From: pavane

Mrs Pavane, although now a professional, will do charity concerts for free. (And the school where our kids were for years.)

PS you can hear a few MP3s at Our web site

06 Aug 02 - 12:22 AM (#760438)
Subject: RE: When should you be paid for performing?
From: Genie

Anyone who thinks that musicians (and other "artists") are the only ones who enjoy (at least some aspects of) their work should hear attorneys, college professors, and MDs talk to each other (and sometimes other people) when they are "off duty." (In my former life as a college prof, it used to be hard to get us academic types NOT to "talk shop" at parties!) As David L. said, it's not the music (or the lecturing or the advice giving, etc.) that professionals want to be paid for, it's all the other hard work and expense that enables you to "perform."

As some of you know from other threads, my main professional arena is music for senior citizen facilities (including nursing homes) -- an area where there is a lot of expectation that musicians will perform free, as an act of charity. One thing I tell folks if they ever question my charging fees to these facilities is this:
If I did not charge for these programs, I would have to take a "real job" to support myself-- and I would probably not be free to sing and play for these homes at 10:00AM on Monday or 2:00 PM on Friday, etc." (I use the "real job" term only jokingly, but most people get the picture. Many amateurs are excellent musicians, but they probably can't or won't be available for a lot of gigs, and they probably can't or won't take the time to learn the repertoire that many paid musicians can and will.) There is a lot more to "playing music than just "playing."

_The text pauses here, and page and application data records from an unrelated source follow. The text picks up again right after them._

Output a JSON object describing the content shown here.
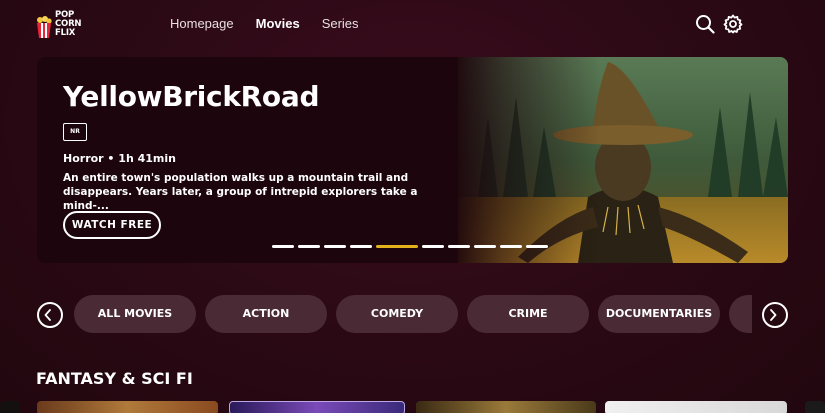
{
  "brand": {
    "logo_lines": [
      "POP",
      "CORN",
      "FLIX"
    ],
    "logo_name": "popcornflix-logo"
  },
  "nav": {
    "items": [
      {
        "label": "Homepage",
        "active": false
      },
      {
        "label": "Movies",
        "active": true
      },
      {
        "label": "Series",
        "active": false
      }
    ]
  },
  "header_icons": [
    "search-icon",
    "gear-icon"
  ],
  "hero": {
    "title": "YellowBrickRoad",
    "rating": "NR",
    "meta": "Horror • 1h 41min",
    "description": "An entire town's population walks up a mountain trail and disappears. Years later, a group of intrepid explorers take a mind-...",
    "button_label": "WATCH FREE",
    "slide_count": 10,
    "active_slide": 5
  },
  "categories": {
    "items": [
      "ALL MOVIES",
      "ACTION",
      "COMEDY",
      "CRIME",
      "DOCUMENTARIES",
      ""
    ],
    "prev_icon": "chevron-left-icon",
    "next_icon": "chevron-right-icon"
  },
  "section": {
    "title": "FANTASY & SCI FI"
  },
  "colors": {
    "background": "#2a0914",
    "accent": "#e3b21d",
    "pill": "#4a2a35"
  }
}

06 Aug 02 - 06:13 PM (#760923)
Subject: RE: When should you be paid for performing?
From: Uncle_DaveO

"When should you be paid for performing?"

Right after your set is over!

Dave Oesterreich

06 Aug 02 - 07:25 PM (#760989)
Subject: RE: When should you be paid for performing?
From: Genie

Good answer! Good answer!